─── Source material

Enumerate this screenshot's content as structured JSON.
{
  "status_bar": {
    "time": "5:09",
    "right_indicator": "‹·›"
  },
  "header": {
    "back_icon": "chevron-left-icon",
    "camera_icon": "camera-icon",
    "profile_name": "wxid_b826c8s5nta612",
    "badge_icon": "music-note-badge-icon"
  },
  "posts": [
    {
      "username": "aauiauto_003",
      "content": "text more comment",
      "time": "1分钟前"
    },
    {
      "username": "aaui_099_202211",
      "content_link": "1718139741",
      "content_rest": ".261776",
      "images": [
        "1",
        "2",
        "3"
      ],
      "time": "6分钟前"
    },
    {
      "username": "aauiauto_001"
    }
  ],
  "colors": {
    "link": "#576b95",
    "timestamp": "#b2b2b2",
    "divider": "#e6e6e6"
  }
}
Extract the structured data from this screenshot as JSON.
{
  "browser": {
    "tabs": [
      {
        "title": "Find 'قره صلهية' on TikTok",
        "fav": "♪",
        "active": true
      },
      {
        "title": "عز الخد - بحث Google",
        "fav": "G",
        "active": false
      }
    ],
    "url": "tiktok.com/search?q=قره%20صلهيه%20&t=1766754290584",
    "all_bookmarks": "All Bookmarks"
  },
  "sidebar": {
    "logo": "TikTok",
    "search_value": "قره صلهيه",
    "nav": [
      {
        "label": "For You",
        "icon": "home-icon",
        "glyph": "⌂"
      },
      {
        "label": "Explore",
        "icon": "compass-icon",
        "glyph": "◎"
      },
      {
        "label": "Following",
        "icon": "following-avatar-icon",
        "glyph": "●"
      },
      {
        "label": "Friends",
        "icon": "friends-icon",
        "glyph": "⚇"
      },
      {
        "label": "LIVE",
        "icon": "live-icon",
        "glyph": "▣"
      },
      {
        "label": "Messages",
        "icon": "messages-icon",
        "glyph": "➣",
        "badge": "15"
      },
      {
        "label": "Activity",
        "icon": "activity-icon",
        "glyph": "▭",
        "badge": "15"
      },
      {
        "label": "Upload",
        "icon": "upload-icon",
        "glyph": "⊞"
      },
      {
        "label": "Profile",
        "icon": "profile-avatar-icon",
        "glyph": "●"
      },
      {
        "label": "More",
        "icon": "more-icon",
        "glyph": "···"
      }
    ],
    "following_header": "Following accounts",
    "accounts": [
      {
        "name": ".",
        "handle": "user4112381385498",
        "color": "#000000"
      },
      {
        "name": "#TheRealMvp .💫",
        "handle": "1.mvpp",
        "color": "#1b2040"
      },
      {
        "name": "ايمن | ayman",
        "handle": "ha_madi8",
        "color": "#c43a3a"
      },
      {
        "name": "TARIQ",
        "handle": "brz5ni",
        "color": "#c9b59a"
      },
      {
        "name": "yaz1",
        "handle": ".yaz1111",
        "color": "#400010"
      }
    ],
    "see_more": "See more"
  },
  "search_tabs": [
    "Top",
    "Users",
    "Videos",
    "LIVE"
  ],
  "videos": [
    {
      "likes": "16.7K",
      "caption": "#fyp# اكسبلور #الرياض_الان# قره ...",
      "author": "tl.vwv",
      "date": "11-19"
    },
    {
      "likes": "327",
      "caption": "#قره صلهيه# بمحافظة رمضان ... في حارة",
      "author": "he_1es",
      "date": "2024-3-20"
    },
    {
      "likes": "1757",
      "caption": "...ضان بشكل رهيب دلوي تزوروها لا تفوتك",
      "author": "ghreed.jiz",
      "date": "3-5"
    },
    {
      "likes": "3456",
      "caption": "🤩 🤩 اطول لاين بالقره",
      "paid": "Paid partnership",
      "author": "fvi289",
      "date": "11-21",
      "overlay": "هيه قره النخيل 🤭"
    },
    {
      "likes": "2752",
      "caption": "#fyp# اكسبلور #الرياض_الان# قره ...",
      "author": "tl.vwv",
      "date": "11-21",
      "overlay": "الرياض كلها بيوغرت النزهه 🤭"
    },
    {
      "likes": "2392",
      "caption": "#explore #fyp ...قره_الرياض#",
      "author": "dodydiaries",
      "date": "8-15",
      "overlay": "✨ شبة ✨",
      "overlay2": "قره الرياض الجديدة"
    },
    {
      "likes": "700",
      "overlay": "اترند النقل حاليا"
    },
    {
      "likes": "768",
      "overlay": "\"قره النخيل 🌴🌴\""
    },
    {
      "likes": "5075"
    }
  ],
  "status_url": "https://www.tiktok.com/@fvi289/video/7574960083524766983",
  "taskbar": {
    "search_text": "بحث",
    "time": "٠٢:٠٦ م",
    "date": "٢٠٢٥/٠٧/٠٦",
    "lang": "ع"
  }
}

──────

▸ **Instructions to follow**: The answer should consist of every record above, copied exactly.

▸ **Solution to this problem**:
Enumerate this screenshot's content as structured JSON.
{
  "status_bar": {
    "time": "5:09",
    "right_indicator": "‹·›"
  },
  "header": {
    "back_icon": "chevron-left-icon",
    "camera_icon": "camera-icon",
    "profile_name": "wxid_b826c8s5nta612",
    "badge_icon": "music-note-badge-icon"
  },
  "posts": [
    {
      "username": "aauiauto_003",
      "content": "text more comment",
      "time": "1分钟前"
    },
    {
      "username": "aaui_099_202211",
      "content_link": "1718139741",
      "content_rest": ".261776",
      "images": [
        "1",
        "2",
        "3"
      ],
      "time": "6分钟前"
    },
    {
      "username": "aauiauto_001"
    }
  ],
  "colors": {
    "link": "#576b95",
    "timestamp": "#b2b2b2",
    "divider": "#e6e6e6"
  }
}
Extract the structured data from this screenshot as JSON.
{
  "browser": {
    "tabs": [
      {
        "title": "Find 'قره صلهية' on TikTok",
        "fav": "♪",
        "active": true
      },
      {
        "title": "عز الخد - بحث Google",
        "fav": "G",
        "active": false
      }
    ],
    "url": "tiktok.com/search?q=قره%20صلهيه%20&t=1766754290584",
    "all_bookmarks": "All Bookmarks"
  },
  "sidebar": {
    "logo": "TikTok",
    "search_value": "قره صلهيه",
    "nav": [
      {
        "label": "For You",
        "icon": "home-icon",
        "glyph": "⌂"
      },
      {
        "label": "Explore",
        "icon": "compass-icon",
        "glyph": "◎"
      },
      {
        "label": "Following",
        "icon": "following-avatar-icon",
        "glyph": "●"
      },
      {
        "label": "Friends",
        "icon": "friends-icon",
        "glyph": "⚇"
      },
      {
        "label": "LIVE",
        "icon": "live-icon",
        "glyph": "▣"
      },
      {
        "label": "Messages",
        "icon": "messages-icon",
        "glyph": "➣",
        "badge": "15"
      },
      {
        "label": "Activity",
        "icon": "activity-icon",
        "glyph": "▭",
        "badge": "15"
      },
      {
        "label": "Upload",
        "icon": "upload-icon",
        "glyph": "⊞"
      },
      {
        "label": "Profile",
        "icon": "profile-avatar-icon",
        "glyph": "●"
      },
      {
        "label": "More",
        "icon": "more-icon",
        "glyph": "···"
      }
    ],
    "following_header": "Following accounts",
    "accounts": [
      {
        "name": ".",
        "handle": "user4112381385498",
        "color": "#000000"
      },
      {
        "name": "#TheRealMvp .💫",
        "handle": "1.mvpp",
        "color": "#1b2040"
      },
      {
        "name": "ايمن | ayman",
        "handle": "ha_madi8",
        "color": "#c43a3a"
      },
      {
        "name": "TARIQ",
        "handle": "brz5ni",
        "color": "#c9b59a"
      },
      {
        "name": "yaz1",
        "handle": ".yaz1111",
        "color": "#400010"
      }
    ],
    "see_more": "See more"
  },
  "search_tabs": [
    "Top",
    "Users",
    "Videos",
    "LIVE"
  ],
  "videos": [
    {
      "likes": "16.7K",
      "caption": "#fyp# اكسبلور #الرياض_الان# قره ...",
      "author": "tl.vwv",
      "date": "11-19"
    },
    {
      "likes": "327",
      "caption": "#قره صلهيه# بمحافظة رمضان ... في حارة",
      "author": "he_1es",
      "date": "2024-3-20"
    },
    {
      "likes": "1757",
      "caption": "...ضان بشكل رهيب دلوي تزوروها لا تفوتك",
      "author": "ghreed.jiz",
      "date": "3-5"
    },
    {
      "likes": "3456",
      "caption": "🤩 🤩 اطول لاين بالقره",
      "paid": "Paid partnership",
      "author": "fvi289",
      "date": "11-21",
      "overlay": "هيه قره النخيل 🤭"
    },
    {
      "likes": "2752",
      "caption": "#fyp# اكسبلور #الرياض_الان# قره ...",
      "author": "tl.vwv",
      "date": "11-21",
      "overlay": "الرياض كلها بيوغرت النزهه 🤭"
    },
    {
      "likes": "2392",
      "caption": "#explore #fyp ...قره_الرياض#",
      "author": "dodydiaries",
      "date": "8-15",
      "overlay": "✨ شبة ✨",
      "overlay2": "قره الرياض الجديدة"
    },
    {
      "likes": "700",
      "overlay": "اترند النقل حاليا"
    },
    {
      "likes": "768",
      "overlay": "\"قره النخيل 🌴🌴\""
    },
    {
      "likes": "5075"
    }
  ],
  "status_url": "https://www.tiktok.com/@fvi289/video/7574960083524766983",
  "taskbar": {
    "search_text": "بحث",
    "time": "٠٢:٠٦ م",
    "date": "٢٠٢٥/٠٧/٠٦",
    "lang": "ع"
  }
}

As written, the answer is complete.